    What are the relevant levels of court for construction and arbitration matters? Are their decisions published? Is there a doctrine of binding precedent?


  70. 44.

    In your jurisdiction, if a judge or arbitrator (specialist or otherwise) has views on the issues as they see them that are not put to them by the parties, can they raise them with the parties? Is the court or arbitral tribunal permitted or expected to give preliminary indications as to how it views the merits of the dispute?


  71. 45.

    If a contractor, say, wishes to arbitrate pursuant to an arbitration agreement, what parallel proceedings might the employer bring in your jurisdiction? Does it make any difference if the dispute has yet to pass through preconditions to arbitration (such as those in clause 20 of the FIDIC Red Book 1999) or if one of the parties shows no regard for the preconditions (such as a DAB or amicable settlement process)?


  72. 46.

    If the seat of the arbitration is in your jurisdiction, might a contractor lose its right to arbitrate if it applied to a foreign court for interim or provisional relief?


  73. Expert witnesses

  74. 47.

    In your jurisdiction, are tribunal- or party-appointed experts used? To whom do party-appointed experts owe their duties?


  75. State entities

  76. 48.

    Summarise any specific limitations or requirements that apply when the employer is a state entity or public authority (including, for example, public procurement rules, limits on rights to suspend or terminate, excluded lien rights and arbitrating – as well as enforcing an award – against such an employer)?


  77. Settlement offers

  78. 49.

    If the seat of the arbitration is in your jurisdiction, on what basis can a party make a settlement offer that may not be put before the arbitral tribunal until costs fall to be decided?


  79. Privilege

  80. 50.
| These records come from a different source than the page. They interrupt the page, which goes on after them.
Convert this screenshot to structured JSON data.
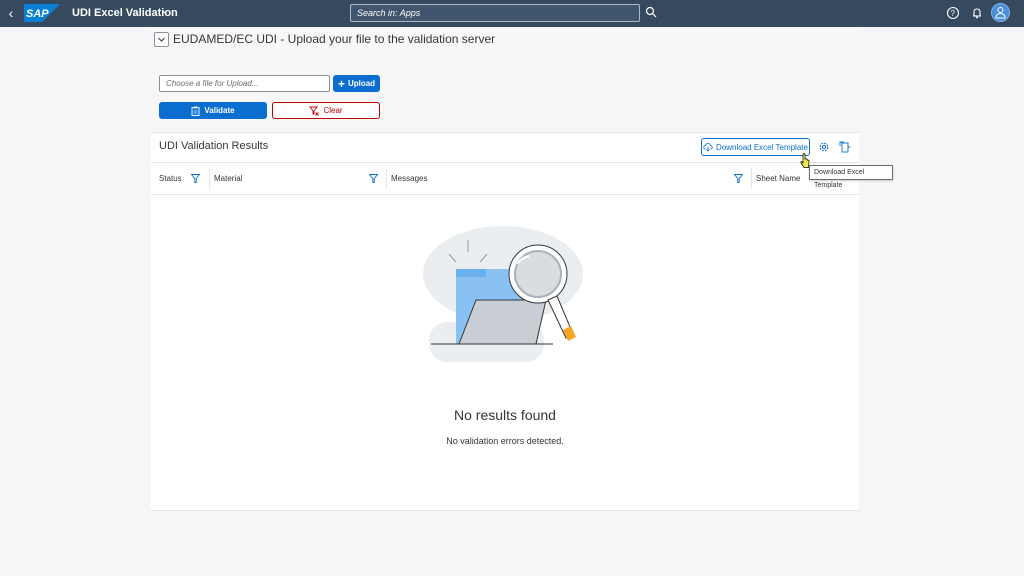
{
  "shell": {
    "logo": "SAP",
    "app_title": "UDI Excel Validation",
    "search_placeholder": "Search in: Apps",
    "icons": [
      "back-icon",
      "chevron-down-icon",
      "search-icon",
      "help-icon",
      "bell-icon",
      "user-icon"
    ]
  },
  "page": {
    "title": "EUDAMED/EC UDI - Upload your file to the validation server",
    "file_placeholder": "Choose a file for Upload...",
    "upload_label": "Upload",
    "validate_label": "Validate",
    "clear_label": "Clear"
  },
  "results": {
    "title": "UDI Validation Results",
    "download_label": "Download Excel Template",
    "columns": [
      "Status",
      "Material",
      "Messages",
      "Sheet Name"
    ],
    "empty_title": "No results found",
    "empty_subtitle": "No validation errors detected."
  },
  "tooltip": "Download Excel Template",
  "colors": {
    "shell": "#354a5f",
    "accent": "#0a6ed1",
    "negative": "#bb0000",
    "illustration_highlight": "#f5a623"
  }
}
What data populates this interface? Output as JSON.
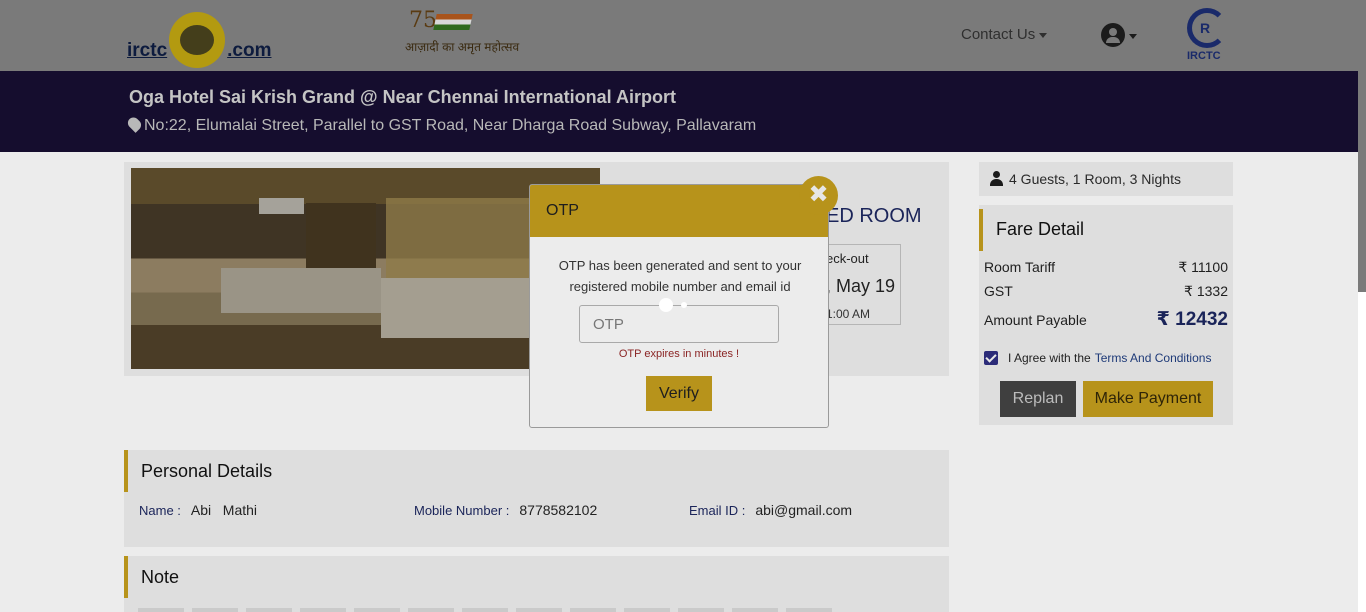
{
  "header": {
    "brand_prefix": "irctc",
    "brand_suffix": ".com",
    "azadi_number": "75",
    "azadi_text": "आज़ादी का अमृत महोत्सव",
    "contact_label": "Contact Us",
    "irctc_logo_label": "IRCTC"
  },
  "hotel": {
    "name": "Oga Hotel Sai Krish Grand @ Near Chennai International Airport",
    "address": "No:22, Elumalai Street, Parallel to GST Road, Near Dharga Road Subway, Pallavaram"
  },
  "room": {
    "title_partial": "ED ROOM",
    "checkout_label": "eck-out",
    "checkout_date": ", May 19",
    "checkout_time": "1:00 AM"
  },
  "booking": {
    "summary": "4 Guests, 1 Room, 3 Nights"
  },
  "fare": {
    "heading": "Fare Detail",
    "room_tariff_label": "Room Tariff",
    "room_tariff_value": "₹ 11100",
    "gst_label": "GST",
    "gst_value": "₹ 1332",
    "payable_label": "Amount Payable",
    "payable_value": "₹ 12432",
    "agree_text": "I Agree with the",
    "terms_link": "Terms And Conditions",
    "agree_checked": true,
    "replan_label": "Replan",
    "pay_label": "Make Payment"
  },
  "personal": {
    "heading": "Personal Details",
    "name_label": "Name :",
    "name_value": "Abi   Mathi",
    "mobile_label": "Mobile Number :",
    "mobile_value": "8778582102",
    "email_label": "Email ID :",
    "email_value": "abi@gmail.com"
  },
  "note": {
    "heading": "Note"
  },
  "otp_modal": {
    "title": "OTP",
    "message": "OTP has been generated and sent to your registered mobile number and email id",
    "input_placeholder": "OTP",
    "input_value": "",
    "expiry_text": "OTP expires in minutes !",
    "verify_label": "Verify",
    "close_symbol": "✖"
  },
  "colors": {
    "accent": "#b7931b",
    "banner": "#150d2e",
    "navy": "#1a2459"
  }
}
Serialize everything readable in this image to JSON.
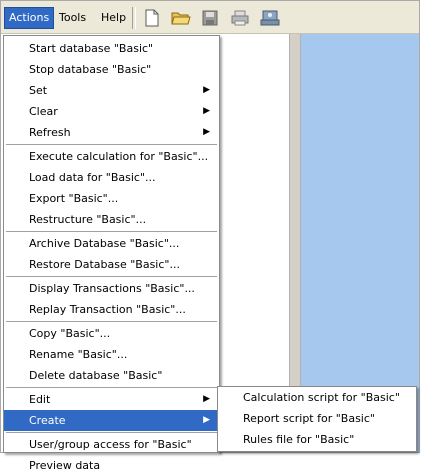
{
  "menubar": {
    "actions": "Actions",
    "tools": "Tools",
    "help": "Help"
  },
  "toolbar": [
    "new-document-icon",
    "open-folder-icon",
    "save-disk-icon",
    "print-icon",
    "network-drive-icon"
  ],
  "actions_menu": {
    "items": [
      "Start database \"Basic\"",
      "Stop database \"Basic\"",
      "Set",
      "Clear",
      "Refresh",
      "Execute calculation for \"Basic\"...",
      "Load data for \"Basic\"...",
      "Export \"Basic\"...",
      "Restructure \"Basic\"...",
      "Archive Database \"Basic\"...",
      "Restore Database \"Basic\"...",
      "Display Transactions \"Basic\"...",
      "Replay Transaction \"Basic\"...",
      "Copy \"Basic\"...",
      "Rename \"Basic\"...",
      "Delete database \"Basic\"",
      "Edit",
      "Create",
      "User/group access for \"Basic\"",
      "Preview data"
    ],
    "submenu_arrow": "▶",
    "selected": "Create"
  },
  "create_submenu": {
    "items": [
      "Calculation script for \"Basic\"",
      "Report script for \"Basic\"",
      "Rules file for \"Basic\""
    ]
  },
  "colors": {
    "selection": "#316ac5",
    "menubar_bg": "#ece9d8",
    "right_pane": "#a6c8ee"
  }
}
    Does the law of your jurisdiction recognise "without prejudice" privilege (such that "without privilege" communications are privileged from disclosure)? If not, may it be agreed that a sum is payable if communications to try to achieve a settlement are disclosed to a court or arbitral tribunal?


  81. 51.

    Is the advice of in-house counsel privileged from disclosure under the law of your jurisdiction? Is the relevant law characterised as substantive or procedural law?


  82. Guarantees

  83. 52.

    What are the requirements for a guarantee under the law of your jurisdiction? Are oral guarantees effective?


  84. 53.

    Under the law of your jurisdiction, will the guarantor’s liability be limited to that of the party to the underlying construction contract, if the guarantee is silent? Can the guarantee’s wording affect the position?


  85. 54.

    Under the law of your jurisdiction, in what circumstances will a guarantor be released from liability under a guarantee, if the guarantee is silent? Can the guarantee’s wording affect the position?


  86. On-demand bonds

  87. 55.

    If an on-demand bond is governed by the law of your jurisdiction on what basis might a call be challenged in your courts as a matter of jurisdiction as well as substantive law? Assume the underlying contract is silent on when calls may be made.


  88. 56.

    If an on-demand bond is governed by the law of your jurisdiction and the underlying contract restrains calls except for amounts which the employer is entitled to (like sub-clause 4.2 of the FIDIC Red Book 1999), when would a court or arbitral tribunal applying your jurisdiction’s law restrain a call if the contractor contended that: (i) the employer does not have an entitlement in principle; or (ii) the employer has an entitlement in principle but not for the amount of the call?


  89. Further considerations

  90. 57.

    Are there any other material aspects of the law of your jurisdiction concerning construction projects not covered above?